SIMON: You mentioned Marvin Sapp. And that 2017 album "Close" has a track that he worked on with R. Kelly. Marvin Sapp is a bishop - isn't he? - not just a recording artist.
BENBOW: He is. So - and that makes it even more dangerous, right? Because when people critiqued Marvin Sapp for not only doing the record but intentionally keeping the record on his album, he said, you know, I would rather pray for him rather than condemn him and then went on to make a broader statement that God has used flawed men in the Bible, citing Noah and Moses, to do great things and great work. And while that's true, there's a difference between Noah and Moses and a pedophile, right?
BENBOW: So we have to be very clear that when we decide to cloak a lack of accountability in Godspeak, what does that signal for our broader congregations every single day?
SIMON: Can you listen to R. Kelly's music?

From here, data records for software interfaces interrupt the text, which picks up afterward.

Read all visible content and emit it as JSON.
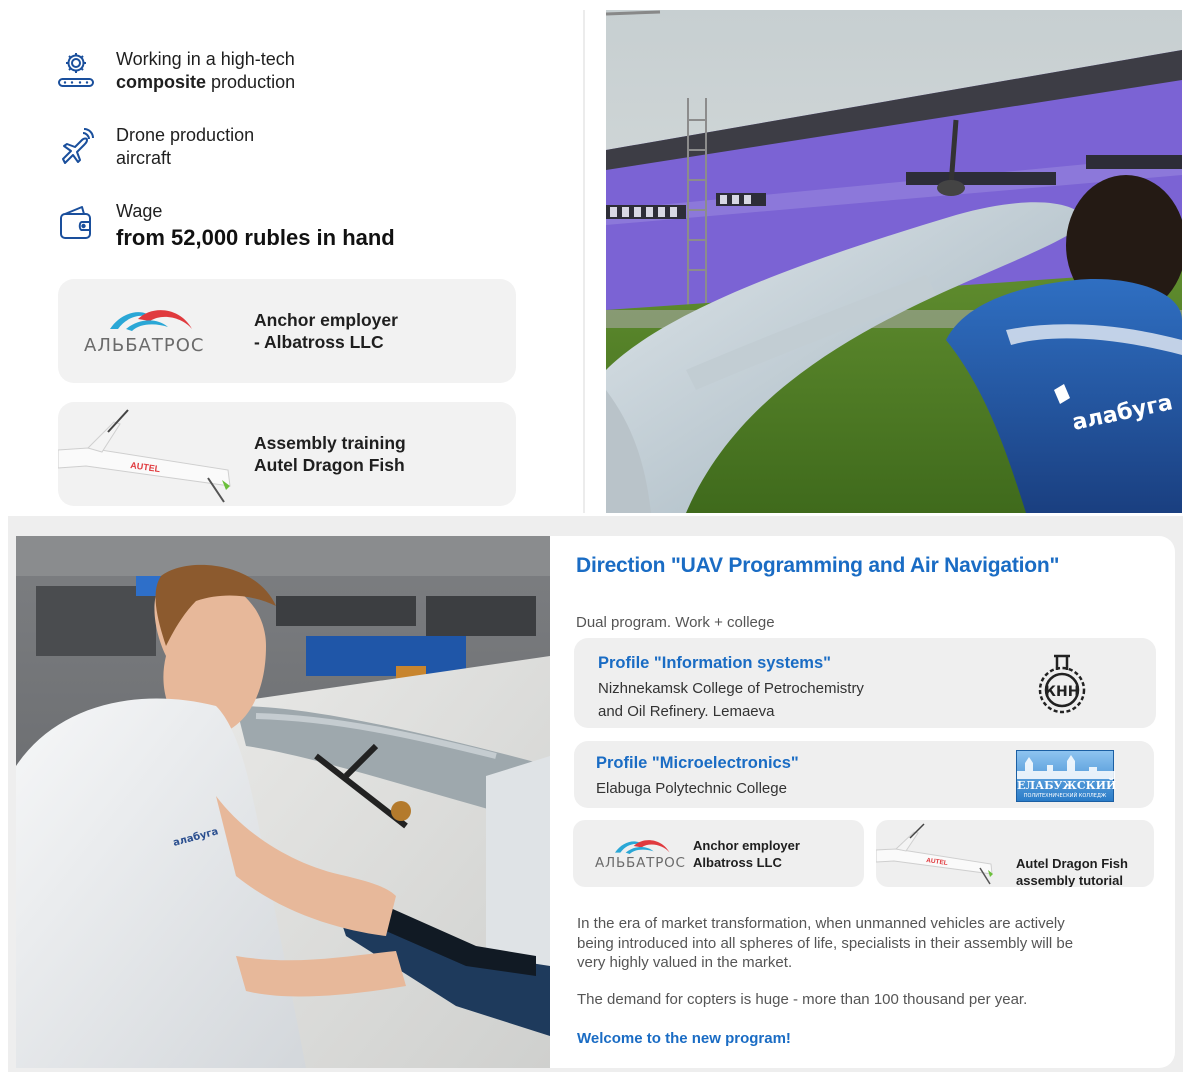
{
  "features": [
    {
      "line1": "Working in a high-tech",
      "line2_bold": "composite",
      "line2_rest": " production",
      "icon": "gear-conveyor-icon"
    },
    {
      "line1": "Drone production",
      "line2": "aircraft",
      "icon": "drone-plane-icon"
    },
    {
      "line1": "Wage",
      "value": "from 52,000 rubles in hand",
      "icon": "wallet-icon"
    }
  ],
  "cards": {
    "anchor": {
      "logo_text": "АЛЬБАТРОС",
      "line1": "Anchor employer",
      "line2": "- Albatross LLC"
    },
    "assembly": {
      "line1": "Assembly training",
      "line2": "Autel Dragon Fish",
      "drone_brand": "AUTEL"
    }
  },
  "photo_top": {
    "jacket_text": "алабуга"
  },
  "photo_bottom": {
    "shirt_text": "алабуга"
  },
  "direction": {
    "title": "Direction \"UAV Programming and Air Navigation\"",
    "subtitle": "Dual program. Work + college",
    "profiles": [
      {
        "title": "Profile \"Information systems\"",
        "line1": "Nizhnekamsk College of Petrochemistry",
        "line2": "and Oil Refinery. Lemaeva",
        "logo_text": "КНН"
      },
      {
        "title": "Profile \"Microelectronics\"",
        "line1": "Elabuga Polytechnic College",
        "logo_text": "ЕЛАБУЖСКИЙ",
        "logo_sub": "ПОЛИТЕХНИЧЕСКИЙ КОЛЛЕДЖ"
      }
    ],
    "mini": {
      "anchor": {
        "logo_text": "АЛЬБАТРОС",
        "line1": "Anchor employer",
        "line2": "Albatross LLC"
      },
      "tutorial": {
        "line1": "Autel Dragon Fish",
        "line2": "assembly tutorial",
        "drone_brand": "AUTEL"
      }
    },
    "paragraph1": {
      "line1": "In the era of market transformation, when unmanned vehicles are actively",
      "line2": "being introduced into all spheres of life, specialists in their assembly will be",
      "line3": "very highly valued in the market."
    },
    "paragraph2": "The demand for copters is huge - more than 100 thousand per year.",
    "welcome": "Welcome to the new program!"
  },
  "colors": {
    "accent_blue": "#1a6cc4",
    "card_bg": "#f2f2f2",
    "icon_blue": "#1a4f9c",
    "logo_red": "#e03a3e",
    "logo_cyan": "#2aa7d6"
  }
}
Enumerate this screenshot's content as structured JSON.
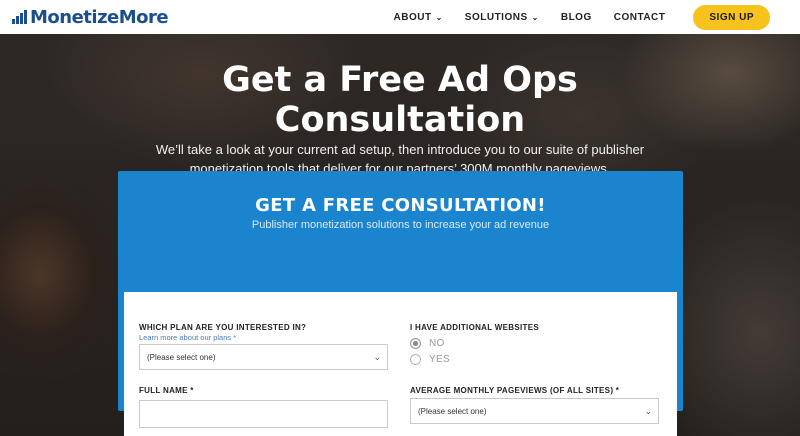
{
  "header": {
    "logo_text": "MonetizeMore",
    "nav": [
      {
        "label": "ABOUT",
        "has_dropdown": true
      },
      {
        "label": "SOLUTIONS",
        "has_dropdown": true
      },
      {
        "label": "BLOG",
        "has_dropdown": false
      },
      {
        "label": "CONTACT",
        "has_dropdown": false
      }
    ],
    "signup_label": "SIGN UP",
    "chevron": "⌄"
  },
  "hero": {
    "title_line1": "Get a Free Ad Ops",
    "title_line2": "Consultation",
    "subtitle_line1": "We’ll take a look at your current ad setup, then introduce you to our suite of publisher",
    "subtitle_line2": "monetization tools that deliver for our partners’ 300M monthly pageviews."
  },
  "form_card": {
    "title": "GET A FREE CONSULTATION!",
    "subtitle": "Publisher monetization solutions to increase your ad revenue"
  },
  "form": {
    "plan": {
      "label": "WHICH PLAN ARE YOU INTERESTED IN?",
      "helper": "Learn more about our plans *",
      "value": "(Please select one)"
    },
    "additional_sites": {
      "label": "I HAVE ADDITIONAL WEBSITES",
      "options": [
        "NO",
        "YES"
      ],
      "selected": "NO"
    },
    "full_name": {
      "label": "FULL NAME *",
      "value": ""
    },
    "pageviews": {
      "label": "AVERAGE MONTHLY PAGEVIEWS (OF ALL SITES) *",
      "value": "(Please select one)"
    }
  },
  "colors": {
    "brand_blue": "#1b4f8c",
    "card_blue": "#1b84cf",
    "signup_yellow": "#f6c21b"
  },
  "icons": [
    "logo-bars-icon",
    "chevron-down-icon",
    "radio-icon"
  ]
}
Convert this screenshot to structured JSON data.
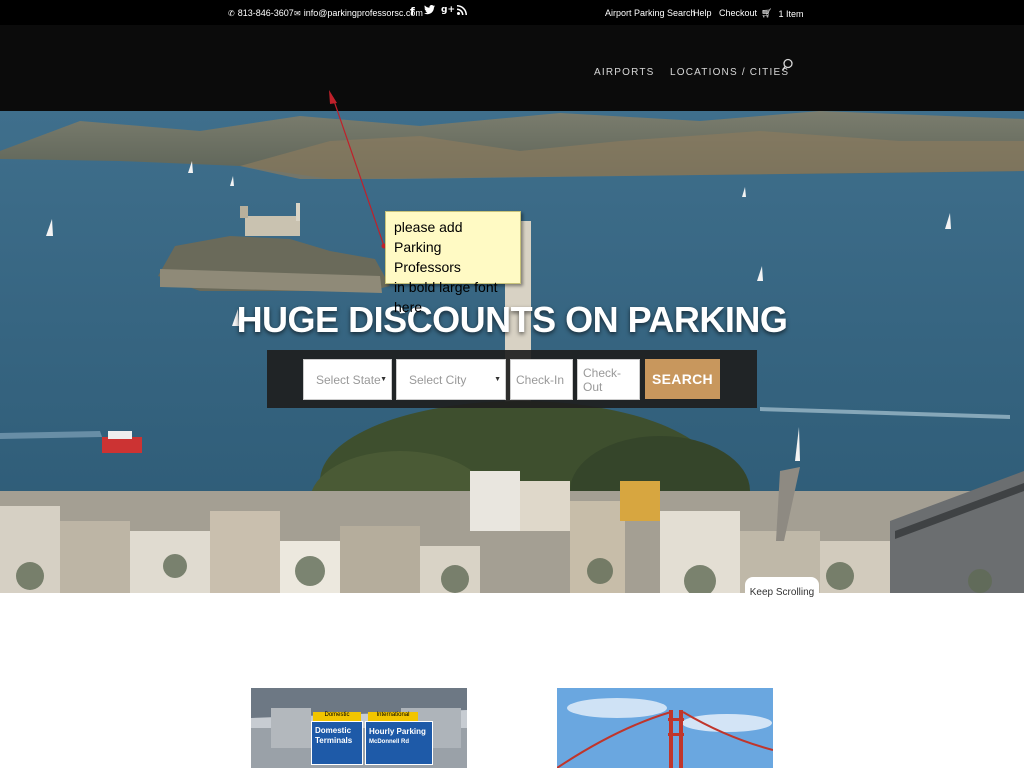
{
  "topbar": {
    "phone": "813-846-3607",
    "email": "info@parkingprofessorsc.com",
    "links": [
      "Airport Parking Search",
      "Help",
      "Checkout"
    ],
    "cart": "1 Item"
  },
  "nav": {
    "items": [
      "AIRPORTS",
      "LOCATIONS / CITIES"
    ]
  },
  "hero": {
    "title": "HUGE DISCOUNTS ON PARKING",
    "state_placeholder": "Select State",
    "city_placeholder": "Select City",
    "checkin_placeholder": "Check-In",
    "checkout_placeholder": "Check-Out",
    "search_label": "SEARCH",
    "keep_scrolling": "Keep Scrolling"
  },
  "annotation": {
    "lines": [
      "please add",
      "Parking Professors",
      "in bold large font here"
    ]
  },
  "cards": {
    "airport_sign_left_tag": "Domestic",
    "airport_sign_left": [
      "Domestic",
      "Terminals"
    ],
    "airport_sign_right_tag": "International",
    "airport_sign_right": [
      "Hourly Parking",
      "McDonnell Rd"
    ]
  },
  "colors": {
    "accent": "#c8975d",
    "header_bg": "#0b0b0b",
    "note_bg": "#fffac4"
  }
}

BENBOW: I would be hypocritical if I said that I wasn't listening to "I Believe I Can Fly" because I was, right? But I think that there comes a point, particularly as I grew as a feminist and had experienced friends telling me their own experiences, coming into honesty around my own experiences around sexual trauma and assault - it became important for me to reckon with the fact that if I am going to support R. Kelly by listening to him, then I am saying that these experiences do not matter. And I'm saying that black girls' and black women's voices don't matter. And I can't say that because then that means that my voice doesn't matter.
And so I think that we are in a moment where we have to draw the line in the sand. There are so many black girls and black women who have experienced violation who look to gospel music and who look to pastors to help them navigate these experiences. And if they can't hear their favorite gospel artists or their pastor say, this is wrong, and we have to address it, then we really have to think about, what is the true message of the church? And what is the true message of gospel music?
SIMON: Candice Benbow. Her piece appears on her website, candicebenbow.com. Thank you so much for being with us.
BENBOW: Thank you for having me. Transcript provided by NPR, Copyright NPR.